The D.C. government joined the National Park Service in a last-minute effort to help secure millions in federal funding to fix the crumbling Arlington Memorial Bridge.
Park Service officials and the city submitted an application just before Thursday night’s deadline seeking $150 million from the Transportation Department to repair the corroded bridge.
“A joint applicant is essential to secure grant funding to repair this iconic bridge and critical transportation link between Virginia and DC used by 68,000 vehicles daily,” the Park Service said in a statement announcing that the application was submitted.
In a letter Tuesday, members of Congress representing the Washington region urged the Park Service to apply to the FASTLANE grant program to secure funds needed for the critical repairs.
As of Thursday afternoon, however, it wasn’t clear whether the District would provide the required local sponsorship of the application. But Park Service officials worked behind the scenes to get the city on board and move the application forward.
D.C. officials had said Tuesday that the Park Service did not reach out to ask them to be a co-sponsor until last week and that given such short notice, and with many legal and other hurdles, they could not sponsor an application.
The Park Service has not said why it did not seek the local sponsorship early enough, risking missing the deadline.
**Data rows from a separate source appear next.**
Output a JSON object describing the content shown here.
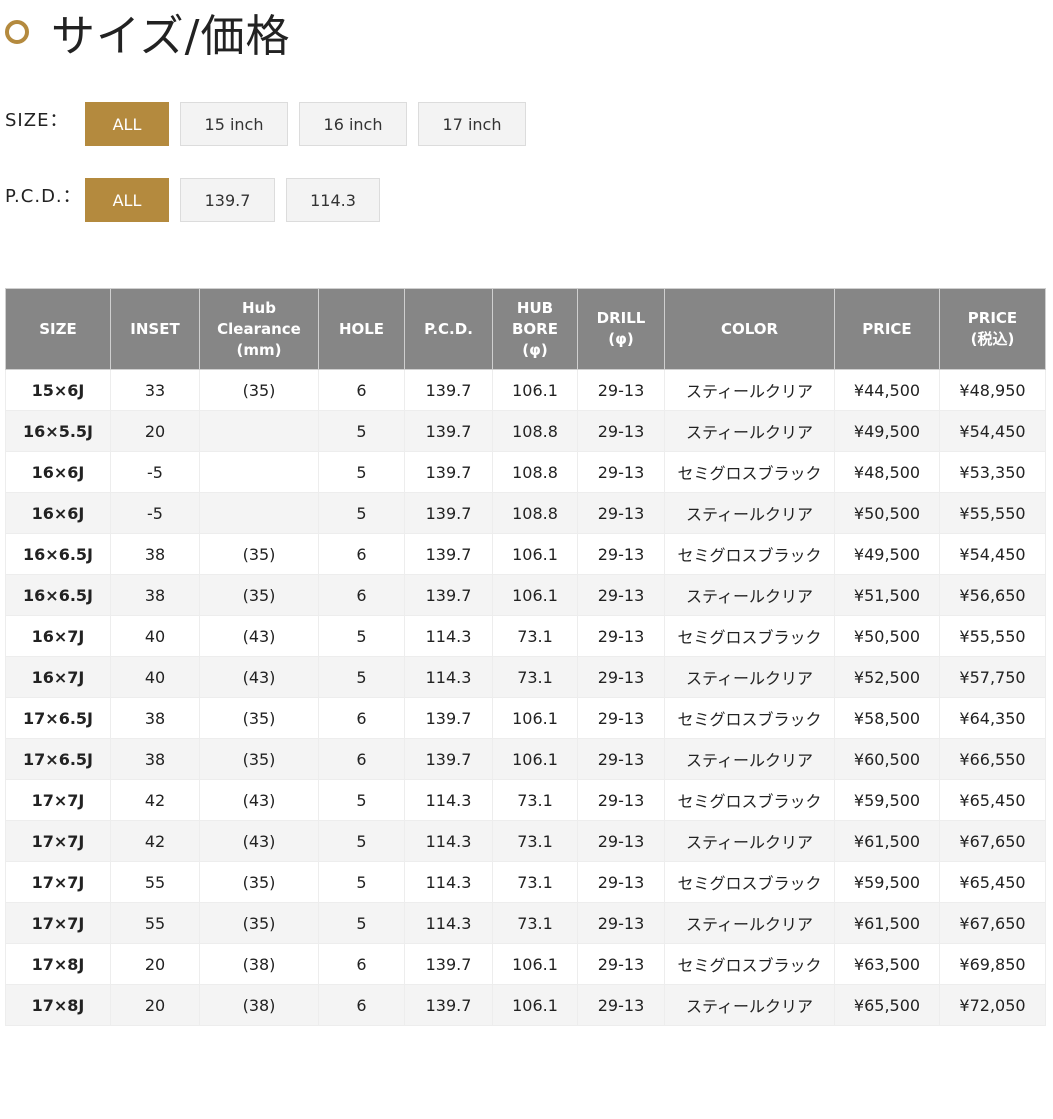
{
  "title": "サイズ/価格",
  "accent_color": "#b48a3e",
  "filters": {
    "size": {
      "label": "SIZE：",
      "options": [
        "ALL",
        "15 inch",
        "16 inch",
        "17 inch"
      ],
      "selected": "ALL"
    },
    "pcd": {
      "label": "P.C.D.：",
      "options": [
        "ALL",
        "139.7",
        "114.3"
      ],
      "selected": "ALL"
    }
  },
  "table": {
    "headers": {
      "size": "SIZE",
      "inset": "INSET",
      "hub_clearance": [
        "Hub",
        "Clearance",
        "(mm)"
      ],
      "hole": "HOLE",
      "pcd": "P.C.D.",
      "hub_bore": [
        "HUB",
        "BORE",
        "(φ)"
      ],
      "drill": [
        "DRILL",
        "(φ)"
      ],
      "color": "COLOR",
      "price": "PRICE",
      "price_tax": [
        "PRICE",
        "(税込)"
      ]
    },
    "rows": [
      [
        "15×6J",
        "33",
        "(35)",
        "6",
        "139.7",
        "106.1",
        "29-13",
        "スティールクリア",
        "¥44,500",
        "¥48,950"
      ],
      [
        "16×5.5J",
        "20",
        "",
        "5",
        "139.7",
        "108.8",
        "29-13",
        "スティールクリア",
        "¥49,500",
        "¥54,450"
      ],
      [
        "16×6J",
        "-5",
        "",
        "5",
        "139.7",
        "108.8",
        "29-13",
        "セミグロスブラック",
        "¥48,500",
        "¥53,350"
      ],
      [
        "16×6J",
        "-5",
        "",
        "5",
        "139.7",
        "108.8",
        "29-13",
        "スティールクリア",
        "¥50,500",
        "¥55,550"
      ],
      [
        "16×6.5J",
        "38",
        "(35)",
        "6",
        "139.7",
        "106.1",
        "29-13",
        "セミグロスブラック",
        "¥49,500",
        "¥54,450"
      ],
      [
        "16×6.5J",
        "38",
        "(35)",
        "6",
        "139.7",
        "106.1",
        "29-13",
        "スティールクリア",
        "¥51,500",
        "¥56,650"
      ],
      [
        "16×7J",
        "40",
        "(43)",
        "5",
        "114.3",
        "73.1",
        "29-13",
        "セミグロスブラック",
        "¥50,500",
        "¥55,550"
      ],
      [
        "16×7J",
        "40",
        "(43)",
        "5",
        "114.3",
        "73.1",
        "29-13",
        "スティールクリア",
        "¥52,500",
        "¥57,750"
      ],
      [
        "17×6.5J",
        "38",
        "(35)",
        "6",
        "139.7",
        "106.1",
        "29-13",
        "セミグロスブラック",
        "¥58,500",
        "¥64,350"
      ],
      [
        "17×6.5J",
        "38",
        "(35)",
        "6",
        "139.7",
        "106.1",
        "29-13",
        "スティールクリア",
        "¥60,500",
        "¥66,550"
      ],
      [
        "17×7J",
        "42",
        "(43)",
        "5",
        "114.3",
        "73.1",
        "29-13",
        "セミグロスブラック",
        "¥59,500",
        "¥65,450"
      ],
      [
        "17×7J",
        "42",
        "(43)",
        "5",
        "114.3",
        "73.1",
        "29-13",
        "スティールクリア",
        "¥61,500",
        "¥67,650"
      ],
      [
        "17×7J",
        "55",
        "(35)",
        "5",
        "114.3",
        "73.1",
        "29-13",
        "セミグロスブラック",
        "¥59,500",
        "¥65,450"
      ],
      [
        "17×7J",
        "55",
        "(35)",
        "5",
        "114.3",
        "73.1",
        "29-13",
        "スティールクリア",
        "¥61,500",
        "¥67,650"
      ],
      [
        "17×8J",
        "20",
        "(38)",
        "6",
        "139.7",
        "106.1",
        "29-13",
        "セミグロスブラック",
        "¥63,500",
        "¥69,850"
      ],
      [
        "17×8J",
        "20",
        "(38)",
        "6",
        "139.7",
        "106.1",
        "29-13",
        "スティールクリア",
        "¥65,500",
        "¥72,050"
      ]
    ]
  }
}
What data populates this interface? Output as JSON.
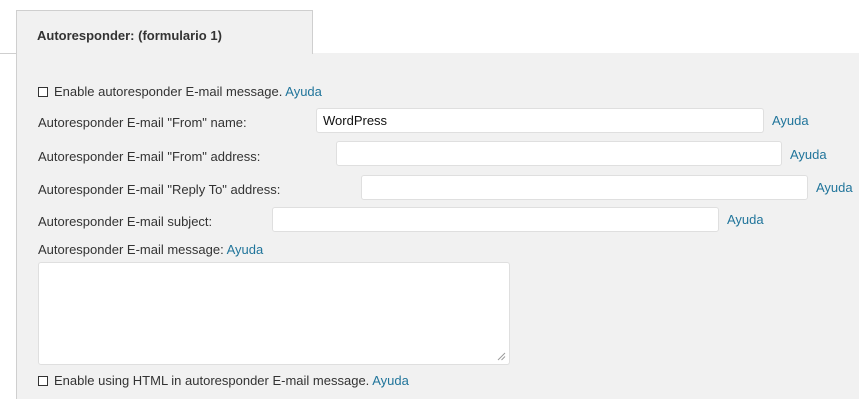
{
  "tab": {
    "label": "Autoresponder: (formulario 1)"
  },
  "enable_autoresponder": {
    "label": "Enable autoresponder E-mail message.",
    "help": "Ayuda",
    "checked": false
  },
  "from_name": {
    "label": "Autoresponder E-mail \"From\" name:",
    "value": "WordPress",
    "help": "Ayuda"
  },
  "from_address": {
    "label": "Autoresponder E-mail \"From\" address:",
    "value": "",
    "help": "Ayuda"
  },
  "reply_to": {
    "label": "Autoresponder E-mail \"Reply To\" address:",
    "value": "",
    "help": "Ayuda"
  },
  "subject": {
    "label": "Autoresponder E-mail subject:",
    "value": "",
    "help": "Ayuda"
  },
  "message": {
    "label": "Autoresponder E-mail message:",
    "help": "Ayuda",
    "value": ""
  },
  "enable_html": {
    "label": "Enable using HTML in autoresponder E-mail message.",
    "help": "Ayuda",
    "checked": false
  },
  "colors": {
    "link": "#21759b",
    "panel_background": "#f1f1f1",
    "text": "#333333"
  }
}
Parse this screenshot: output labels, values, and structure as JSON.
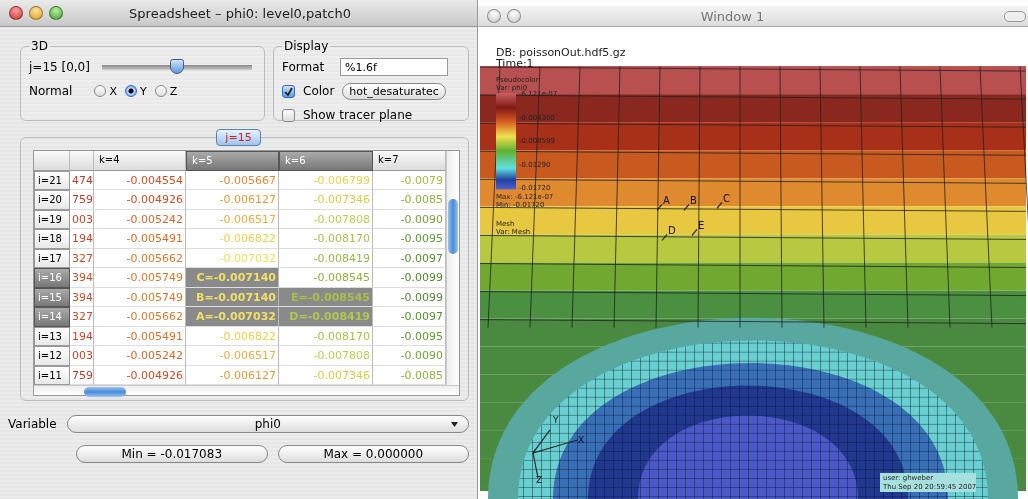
{
  "spreadsheet_window": {
    "title": "Spreadsheet – phi0: level0,patch0",
    "group_3d": {
      "label": "3D",
      "slice_label": "j=15 [0,0]",
      "slider": {
        "level": 0.5
      },
      "normal_label": "Normal",
      "normal_options": [
        {
          "label": "X",
          "selected": false
        },
        {
          "label": "Y",
          "selected": true
        },
        {
          "label": "Z",
          "selected": false
        }
      ]
    },
    "display": {
      "label": "Display",
      "format_label": "Format",
      "format_value": "%1.6f",
      "color": {
        "label": "Color",
        "checked": true,
        "colormap": "hot_desaturatec"
      },
      "tracer": {
        "label": "Show tracer plane",
        "checked": false
      }
    },
    "slice_tab": "j=15",
    "table": {
      "columns": [
        {
          "label": "k=4",
          "selected": false
        },
        {
          "label": "k=5",
          "selected": true
        },
        {
          "label": "k=6",
          "selected": true
        },
        {
          "label": "k=7",
          "selected": false
        }
      ],
      "rows": [
        {
          "header": "i=21",
          "selected": false,
          "cells": [
            {
              "text": "474",
              "color": "#b0402c",
              "selected": false
            },
            {
              "text": "-0.004554",
              "color": "#c8502a",
              "selected": false
            },
            {
              "text": "-0.005667",
              "color": "#d88a3a",
              "selected": false
            },
            {
              "text": "-0.006799",
              "color": "#e8d050",
              "selected": false
            },
            {
              "text": "-0.0079",
              "color": "#a8b848",
              "selected": false
            }
          ]
        },
        {
          "header": "i=20",
          "selected": false,
          "cells": [
            {
              "text": "759",
              "color": "#b0402c",
              "selected": false
            },
            {
              "text": "-0.004926",
              "color": "#c8502a",
              "selected": false
            },
            {
              "text": "-0.006127",
              "color": "#dc9a3c",
              "selected": false
            },
            {
              "text": "-0.007346",
              "color": "#d4cc48",
              "selected": false
            },
            {
              "text": "-0.0085",
              "color": "#90b040",
              "selected": false
            }
          ]
        },
        {
          "header": "i=19",
          "selected": false,
          "cells": [
            {
              "text": "003",
              "color": "#b8482c",
              "selected": false
            },
            {
              "text": "-0.005242",
              "color": "#d0682e",
              "selected": false
            },
            {
              "text": "-0.006517",
              "color": "#e0b048",
              "selected": false
            },
            {
              "text": "-0.007808",
              "color": "#c0cc58",
              "selected": false
            },
            {
              "text": "-0.0090",
              "color": "#78a040",
              "selected": false
            }
          ]
        },
        {
          "header": "i=18",
          "selected": false,
          "cells": [
            {
              "text": "194",
              "color": "#b8482c",
              "selected": false
            },
            {
              "text": "-0.005491",
              "color": "#d0702e",
              "selected": false
            },
            {
              "text": "-0.006822",
              "color": "#e8d050",
              "selected": false
            },
            {
              "text": "-0.008170",
              "color": "#a8c050",
              "selected": false
            },
            {
              "text": "-0.0095",
              "color": "#609838",
              "selected": false
            }
          ]
        },
        {
          "header": "i=17",
          "selected": false,
          "cells": [
            {
              "text": "327",
              "color": "#c0502c",
              "selected": false
            },
            {
              "text": "-0.005662",
              "color": "#d47a30",
              "selected": false
            },
            {
              "text": "-0.007032",
              "color": "#ece060",
              "selected": false
            },
            {
              "text": "-0.008419",
              "color": "#98b848",
              "selected": false
            },
            {
              "text": "-0.0097",
              "color": "#589030",
              "selected": false
            }
          ]
        },
        {
          "header": "i=16",
          "selected": true,
          "cells": [
            {
              "text": "394",
              "color": "#c0502c",
              "selected": false
            },
            {
              "text": "-0.005749",
              "color": "#d47a30",
              "selected": false
            },
            {
              "text": "C=-0.007140",
              "color": "#f0e068",
              "selected": true
            },
            {
              "text": "-0.008545",
              "color": "#90b040",
              "selected": false
            },
            {
              "text": "-0.0099",
              "color": "#508830",
              "selected": false
            }
          ]
        },
        {
          "header": "i=15",
          "selected": true,
          "cells": [
            {
              "text": "394",
              "color": "#c0502c",
              "selected": false
            },
            {
              "text": "-0.005749",
              "color": "#d47a30",
              "selected": false
            },
            {
              "text": "B=-0.007140",
              "color": "#f0e068",
              "selected": true
            },
            {
              "text": "E=-0.008545",
              "color": "#a8c048",
              "selected": true
            },
            {
              "text": "-0.0099",
              "color": "#508830",
              "selected": false
            }
          ]
        },
        {
          "header": "i=14",
          "selected": true,
          "cells": [
            {
              "text": "327",
              "color": "#c0502c",
              "selected": false
            },
            {
              "text": "-0.005662",
              "color": "#d47a30",
              "selected": false
            },
            {
              "text": "A=-0.007032",
              "color": "#f0e068",
              "selected": true
            },
            {
              "text": "D=-0.008419",
              "color": "#b0c850",
              "selected": true
            },
            {
              "text": "-0.0097",
              "color": "#589030",
              "selected": false
            }
          ]
        },
        {
          "header": "i=13",
          "selected": false,
          "cells": [
            {
              "text": "194",
              "color": "#b8482c",
              "selected": false
            },
            {
              "text": "-0.005491",
              "color": "#d0702e",
              "selected": false
            },
            {
              "text": "-0.006822",
              "color": "#e8d050",
              "selected": false
            },
            {
              "text": "-0.008170",
              "color": "#a8c050",
              "selected": false
            },
            {
              "text": "-0.0095",
              "color": "#609838",
              "selected": false
            }
          ]
        },
        {
          "header": "i=12",
          "selected": false,
          "cells": [
            {
              "text": "003",
              "color": "#b8482c",
              "selected": false
            },
            {
              "text": "-0.005242",
              "color": "#d0682e",
              "selected": false
            },
            {
              "text": "-0.006517",
              "color": "#e0b048",
              "selected": false
            },
            {
              "text": "-0.007808",
              "color": "#c0cc58",
              "selected": false
            },
            {
              "text": "-0.0090",
              "color": "#78a040",
              "selected": false
            }
          ]
        },
        {
          "header": "i=11",
          "selected": false,
          "cells": [
            {
              "text": "759",
              "color": "#b0402c",
              "selected": false
            },
            {
              "text": "-0.004926",
              "color": "#c8502a",
              "selected": false
            },
            {
              "text": "-0.006127",
              "color": "#dc9a3c",
              "selected": false
            },
            {
              "text": "-0.007346",
              "color": "#d4cc48",
              "selected": false
            },
            {
              "text": "-0.0085",
              "color": "#90b040",
              "selected": false
            }
          ]
        }
      ]
    },
    "variable": {
      "label": "Variable",
      "value": "phi0"
    },
    "min_button": "Min = -0.017083",
    "max_button": "Max = 0.000000"
  },
  "plot_window": {
    "title": "Window 1",
    "db": "DB: poissonOut.hdf5.gz",
    "time": "Time:1",
    "legend": {
      "title": "Pseudocolor",
      "var": "Var: phi0",
      "ticks": [
        "-6.121e-07",
        "-0.004300",
        "-0.008599",
        "-0.01290",
        "-0.01720"
      ],
      "max": "Max: -6.121e-07",
      "min": "Min: -0.01720"
    },
    "mesh_legend": {
      "title": "Mesh",
      "var": "Var: Mesh"
    },
    "point_labels": [
      "A",
      "B",
      "C",
      "D",
      "E"
    ],
    "axis_labels": [
      "Y",
      "X",
      "Z"
    ],
    "user": "user: ghweber",
    "date": "Thu Sep 20 20:59:45 2007"
  }
}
Spokesman Jeremy Barnum said the agency had just under a month to deliver the application.
“We knew it would be extremely difficult to secure a co-sponsor in the short time frame before the April 14 deadline,” he said, adding that the agency “quickly and in good faith worked to create a strong application and secure a co-sponsor.”
In the letter to Park Service Director Jonathan B. Jarvis, Sens. Mark R. Warner (D) and Timothy M. Kaine (D) of Virginia; Reps. Don Beyer (D) and Gerald E. Connolly (D) of Virginia; and Del. Eleanor Holmes Norton (D) of D.C. urged the agency to act to secure funds for the bridge rehabilitation, describing the span as “not only a national memorial, but a critical multimodal link in the national capital region’s transportation network.”
The bridge is structurally deficient and in poor condition. Recent inspections show decayed steel supports, corroded rivets, crumbling concrete and ancient, peeling paint.
The Park Service has been warning for years that the bridge is in desperate need of an overhaul that would cost about $250 million. The repairs contract has to be awarded in the next year or two to get the job done by 2021 to avoid a possible shutdown.
Closing the 84-year-old bridge would be devastating for the region.
It could cost local governments as much as $168,000 per day in transportation outlays alone, according to a report by the Metropolitan Washington Council of Governments. It also would send traffic from the bridge to others already packed at rush hour, creating worse gridlock in the critical entry points from Northern Virginia.
The Memorial Bridge, located in the District, carries pedestrian and vehicular traffic between the Lincoln Memorial and Arlington National Cemetery. The historic span has undergone $10 million in repairs since 2010, according to officials.